This post comes in response to:
WEEKLY WRITING CHALLENGE : FIT TO WRITE
I feel fit to write this post today, after successfully battling anorexia for ten big years of my life. For anyone who has had a brush with an eating disorder or has a loved one suffer through that, can understand perfectly, how the obsession, compulsiveness, and perfectionism of an eating disorder can drive a person to almost total frenzy.
I constantly questioned the fat content in each food. Refused to eat all deserts and oily foods. Each time, when there was some mention of eating out or special dinners, I turned hysterical at every suggestion and invitation. Gradually, my life reduced to only two things: my dream for a perfect figure and my eating habits to realize the same. I pendulated between only two emotions: ‘Euphoria’ on losing a few inches and ‘Disgust’ on gaining a couple of pounds back!
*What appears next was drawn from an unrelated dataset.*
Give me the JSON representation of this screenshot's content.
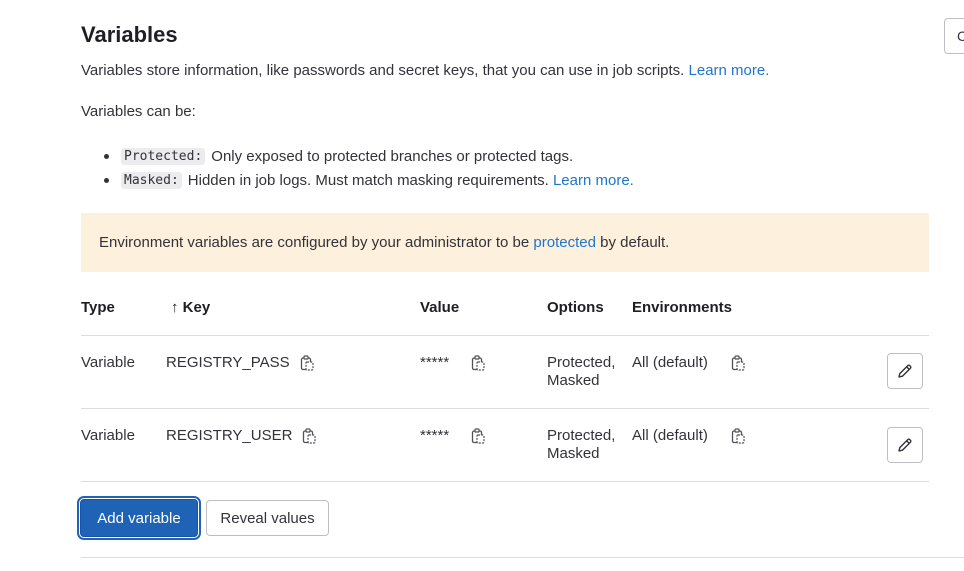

It all began when I was in college. Yes, I always had this fascination for everything perfect. And so I guess the eating disorder was predictable when I left home for higher studies in a different city. It started during my examination time when in an effort to squeeze some extra time for more studies, I cut down on my eating trips to the mess and on my sleep time. It was just a naive desire to give my best. And voila! Not only did I top the University but also lost a lot of weight.
Always been on a chubbier side, I felt flattered with my new figure. My peers showered me with compliments. As chance would have it, the most good looking hunk in town, became my first boyfriend, strengthening the association all the more. I came to believe, I could anything and everything by controlling my eating habits. Soon, I was identified as the ‘perfect girl’. I was the college topper, I had the most good looking boyfriend and I had the best figure, any girl can die for!
Before I could realize it, I was exercising for hours, counting every single calorie in food, arguing endlessly with my parents and isolating myself completely from the outside world. In my effort to be that ‘perfect girl’, I exposed myself to the worst physical, mental and emotional torture. I denied myself food when I was hungry, ran fastest on the treadmill, when I needed rest and isolated myself from my family and close friends when I needed love.
I kept having the regular ups and downs with my eating obsession until the saturation point came. By that time, I had moved to a bigger city for work. I was still the ‘perfect girl’ managing both a hectic career and an ideal body weight in a metro city like Mumbai. Then an accident happened. I got bitten by a dog. For any other person, this would have been any other bad incident and would have easily got away with an anti-rabies injection, this small mishap endangered my life and my newly launched career.
My body was too weak to stand the regular course of antibiotics and anti-rabies injections. To make the matters worse, I developed an allergic reaction to the topical medicines prescribed for the wound. The entire skin on my left leg almost putrefied. I was hospitalized and advised bed rest for a full month. It was my first job, I could not afford such a long sick leave! It was a matter of survival. My whole life, my whole career was at stake! I had no choice but to eat.
For the first time, after such a long span, I ate. I ate well. I ate to my heart’s content and I ate all my favourite foods. Tears came down my eyes when I relished my favourite choco-chip ice cream once again. I realized, what all I had been missing in life. The dog-bite incident was like a blessing in disguise. Of course, the change and recovery didn’t happen overnight. There were incidents of relapsing and recovering.
And gradually, I learned to dissociate my self worth from an ideal figure. I realized my friends value me for my core and not my perfect body. I discovered I am more than my appearance. This is as much journey of discovery as of recovery. Today, I am free from anorexia. I feel free, healthy and fit to write my story. I do strive for perfection, but I strive for perfect health and not for the perfect body.
And perfect health to me is being at peace with your body and mind. I do nourish my body with the right nutrients, go for light walks, take proper sleep and rest but also understand that it’s okay to be imperfect and it is okay to give in to desires. After all, we are blessed with only one life!
If you or your loved one is struggling with an eating disorder or if you’re wondering how to treat anorexia nervosa, let me tell you there’s help. Anorexia nervosa or any other eating disorder can be successfully treated with the right approach, therapy, and of course nutritional rehabilitation.
So whether you have anorexia or your loved one has anorexia, ask your doctor or mental health professional for advice on coping strategies and emotional support.